* EXERCISE REQUIREMENTS
From the records below, give the number of lines that include the word "chevron". Add no other words.

--- RECORDS SUPPLIED Enclosed Below ---

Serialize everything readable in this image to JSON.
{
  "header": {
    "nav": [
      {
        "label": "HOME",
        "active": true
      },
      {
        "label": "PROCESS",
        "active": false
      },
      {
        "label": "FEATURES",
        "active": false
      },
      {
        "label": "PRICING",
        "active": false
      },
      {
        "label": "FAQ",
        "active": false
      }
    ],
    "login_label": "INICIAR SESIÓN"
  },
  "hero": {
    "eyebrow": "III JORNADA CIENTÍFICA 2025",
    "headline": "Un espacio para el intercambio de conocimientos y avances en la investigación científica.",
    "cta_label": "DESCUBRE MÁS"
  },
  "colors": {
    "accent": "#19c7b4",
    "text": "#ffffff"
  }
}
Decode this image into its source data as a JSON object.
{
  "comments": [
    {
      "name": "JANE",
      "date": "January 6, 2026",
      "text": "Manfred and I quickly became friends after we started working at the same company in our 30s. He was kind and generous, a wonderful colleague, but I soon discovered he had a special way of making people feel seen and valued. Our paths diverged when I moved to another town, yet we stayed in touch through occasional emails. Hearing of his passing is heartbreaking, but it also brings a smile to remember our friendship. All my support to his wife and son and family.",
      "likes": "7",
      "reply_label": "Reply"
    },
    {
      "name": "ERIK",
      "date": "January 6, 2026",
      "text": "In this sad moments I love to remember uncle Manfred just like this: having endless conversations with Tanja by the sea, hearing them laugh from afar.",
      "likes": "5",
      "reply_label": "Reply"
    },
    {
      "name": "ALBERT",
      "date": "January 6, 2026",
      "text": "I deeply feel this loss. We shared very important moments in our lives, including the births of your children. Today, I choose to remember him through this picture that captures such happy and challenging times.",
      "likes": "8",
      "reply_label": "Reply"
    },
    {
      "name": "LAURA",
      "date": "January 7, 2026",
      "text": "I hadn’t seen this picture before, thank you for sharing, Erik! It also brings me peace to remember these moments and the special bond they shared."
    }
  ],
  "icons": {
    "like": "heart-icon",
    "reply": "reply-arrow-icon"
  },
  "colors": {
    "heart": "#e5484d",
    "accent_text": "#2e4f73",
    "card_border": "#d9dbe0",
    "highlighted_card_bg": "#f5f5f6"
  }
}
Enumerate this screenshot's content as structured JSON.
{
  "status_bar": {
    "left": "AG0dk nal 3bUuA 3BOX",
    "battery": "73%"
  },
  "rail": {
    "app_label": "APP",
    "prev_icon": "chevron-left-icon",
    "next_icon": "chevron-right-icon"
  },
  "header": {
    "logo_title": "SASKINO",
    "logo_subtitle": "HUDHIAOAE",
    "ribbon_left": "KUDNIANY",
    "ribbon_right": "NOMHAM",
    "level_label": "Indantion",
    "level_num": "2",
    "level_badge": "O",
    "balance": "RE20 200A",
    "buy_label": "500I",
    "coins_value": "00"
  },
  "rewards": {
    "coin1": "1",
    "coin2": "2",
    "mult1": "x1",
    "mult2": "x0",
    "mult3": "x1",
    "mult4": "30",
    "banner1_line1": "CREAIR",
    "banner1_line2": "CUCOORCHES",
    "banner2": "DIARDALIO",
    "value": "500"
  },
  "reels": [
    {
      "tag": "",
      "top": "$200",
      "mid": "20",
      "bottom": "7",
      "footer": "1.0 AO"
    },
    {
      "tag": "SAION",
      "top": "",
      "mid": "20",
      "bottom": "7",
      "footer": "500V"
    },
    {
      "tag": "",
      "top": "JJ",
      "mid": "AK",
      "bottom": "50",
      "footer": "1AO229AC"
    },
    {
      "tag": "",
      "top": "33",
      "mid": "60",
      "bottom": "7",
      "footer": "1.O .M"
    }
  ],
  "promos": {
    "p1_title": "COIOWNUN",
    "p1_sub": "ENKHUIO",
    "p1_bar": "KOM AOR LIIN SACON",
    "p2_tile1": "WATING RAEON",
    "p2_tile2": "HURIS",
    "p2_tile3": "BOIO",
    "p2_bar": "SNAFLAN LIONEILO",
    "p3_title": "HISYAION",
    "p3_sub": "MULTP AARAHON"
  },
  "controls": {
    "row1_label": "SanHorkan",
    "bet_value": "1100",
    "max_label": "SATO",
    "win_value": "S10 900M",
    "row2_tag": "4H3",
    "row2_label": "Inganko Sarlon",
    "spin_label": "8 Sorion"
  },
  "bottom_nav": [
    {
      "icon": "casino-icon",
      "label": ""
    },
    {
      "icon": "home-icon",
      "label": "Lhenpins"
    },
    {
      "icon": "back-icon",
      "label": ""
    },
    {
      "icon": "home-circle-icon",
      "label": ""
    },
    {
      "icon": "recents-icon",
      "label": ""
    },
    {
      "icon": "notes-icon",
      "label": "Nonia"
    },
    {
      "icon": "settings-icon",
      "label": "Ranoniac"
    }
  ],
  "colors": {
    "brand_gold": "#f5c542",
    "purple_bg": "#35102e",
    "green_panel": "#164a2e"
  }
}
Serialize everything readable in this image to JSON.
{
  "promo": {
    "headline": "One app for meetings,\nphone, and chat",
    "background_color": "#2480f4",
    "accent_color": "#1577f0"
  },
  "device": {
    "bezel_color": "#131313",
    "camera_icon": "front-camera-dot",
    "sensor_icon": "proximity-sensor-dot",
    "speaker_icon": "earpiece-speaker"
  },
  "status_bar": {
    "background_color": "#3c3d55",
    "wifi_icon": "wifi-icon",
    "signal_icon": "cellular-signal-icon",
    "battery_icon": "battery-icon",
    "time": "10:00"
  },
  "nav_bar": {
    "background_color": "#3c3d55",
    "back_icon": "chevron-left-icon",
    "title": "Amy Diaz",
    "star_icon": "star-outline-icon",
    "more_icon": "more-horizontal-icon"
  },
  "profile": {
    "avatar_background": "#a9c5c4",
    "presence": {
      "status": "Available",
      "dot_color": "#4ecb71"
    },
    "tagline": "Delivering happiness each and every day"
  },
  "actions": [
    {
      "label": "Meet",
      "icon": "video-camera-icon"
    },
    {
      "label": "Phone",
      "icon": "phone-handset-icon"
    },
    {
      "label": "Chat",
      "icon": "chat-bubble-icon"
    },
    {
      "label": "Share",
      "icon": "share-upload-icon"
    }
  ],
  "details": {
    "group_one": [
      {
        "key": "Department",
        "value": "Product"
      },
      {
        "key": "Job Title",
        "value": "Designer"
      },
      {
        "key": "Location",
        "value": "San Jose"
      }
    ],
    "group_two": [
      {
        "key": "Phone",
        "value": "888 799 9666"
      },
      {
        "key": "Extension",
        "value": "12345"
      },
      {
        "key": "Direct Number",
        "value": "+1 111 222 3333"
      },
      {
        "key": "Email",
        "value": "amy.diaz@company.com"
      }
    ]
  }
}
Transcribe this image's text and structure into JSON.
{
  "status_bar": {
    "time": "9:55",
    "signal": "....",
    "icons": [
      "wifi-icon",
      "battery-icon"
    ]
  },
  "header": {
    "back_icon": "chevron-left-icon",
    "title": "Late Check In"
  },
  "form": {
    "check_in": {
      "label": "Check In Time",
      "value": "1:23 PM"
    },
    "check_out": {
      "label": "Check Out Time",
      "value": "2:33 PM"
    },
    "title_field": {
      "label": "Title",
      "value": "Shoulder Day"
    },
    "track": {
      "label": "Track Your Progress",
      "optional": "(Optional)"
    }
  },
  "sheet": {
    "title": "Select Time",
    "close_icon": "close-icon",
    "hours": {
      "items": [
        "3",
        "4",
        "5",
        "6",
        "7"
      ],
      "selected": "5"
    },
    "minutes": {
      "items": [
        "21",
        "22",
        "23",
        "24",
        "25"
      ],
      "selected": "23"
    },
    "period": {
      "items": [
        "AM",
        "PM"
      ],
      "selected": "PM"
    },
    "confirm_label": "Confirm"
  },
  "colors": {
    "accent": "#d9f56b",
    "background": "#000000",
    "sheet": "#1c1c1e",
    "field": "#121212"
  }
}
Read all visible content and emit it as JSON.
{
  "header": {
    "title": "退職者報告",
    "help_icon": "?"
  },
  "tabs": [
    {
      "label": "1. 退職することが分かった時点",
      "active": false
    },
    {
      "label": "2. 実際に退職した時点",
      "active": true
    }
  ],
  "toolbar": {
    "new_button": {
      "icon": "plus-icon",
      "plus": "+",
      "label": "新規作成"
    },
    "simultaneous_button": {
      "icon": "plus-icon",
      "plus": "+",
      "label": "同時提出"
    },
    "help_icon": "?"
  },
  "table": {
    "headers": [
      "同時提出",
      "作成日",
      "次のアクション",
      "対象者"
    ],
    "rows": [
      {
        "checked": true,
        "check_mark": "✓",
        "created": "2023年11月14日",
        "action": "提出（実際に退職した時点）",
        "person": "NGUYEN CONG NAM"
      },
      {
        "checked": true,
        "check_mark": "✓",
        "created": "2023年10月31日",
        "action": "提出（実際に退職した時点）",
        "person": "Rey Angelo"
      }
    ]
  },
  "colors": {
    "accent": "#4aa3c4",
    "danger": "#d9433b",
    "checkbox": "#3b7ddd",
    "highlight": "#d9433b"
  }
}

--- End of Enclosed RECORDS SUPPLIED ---

* TASK SOLUTION
4